Will you extract the entries word for word? Images should not appear in the copy.

___

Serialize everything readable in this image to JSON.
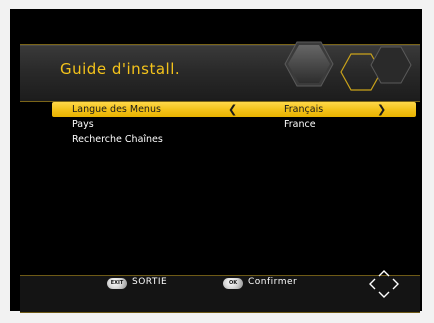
{
  "header": {
    "title": "Guide d'install."
  },
  "menu": {
    "items": [
      {
        "label": "Langue des Menus",
        "value": "Français",
        "left_arrow": "❮",
        "right_arrow": "❯"
      },
      {
        "label": "Pays",
        "value": "France"
      },
      {
        "label": "Recherche Chaînes",
        "value": ""
      }
    ]
  },
  "footer": {
    "exit_key": "EXIT",
    "exit_label": "SORTIE",
    "ok_key": "OK",
    "ok_label": "Confirmer",
    "nav_icon": "directional-pad-icon"
  },
  "colors": {
    "accent": "#f4c31b",
    "background": "#000000",
    "bar": "#2a2a2a",
    "text": "#ffffff"
  }
}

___

= Result below =
Serialize everything readable in this image to JSON.
{
  "header": {
    "title": "Guide d'install."
  },
  "menu": {
    "items": [
      {
        "label": "Langue des Menus",
        "value": "Français",
        "left_arrow": "❮",
        "right_arrow": "❯"
      },
      {
        "label": "Pays",
        "value": "France"
      },
      {
        "label": "Recherche Chaînes",
        "value": ""
      }
    ]
  },
  "footer": {
    "exit_key": "EXIT",
    "exit_label": "SORTIE",
    "ok_key": "OK",
    "ok_label": "Confirmer",
    "nav_icon": "directional-pad-icon"
  },
  "colors": {
    "accent": "#f4c31b",
    "background": "#000000",
    "bar": "#2a2a2a",
    "text": "#ffffff"
  }
}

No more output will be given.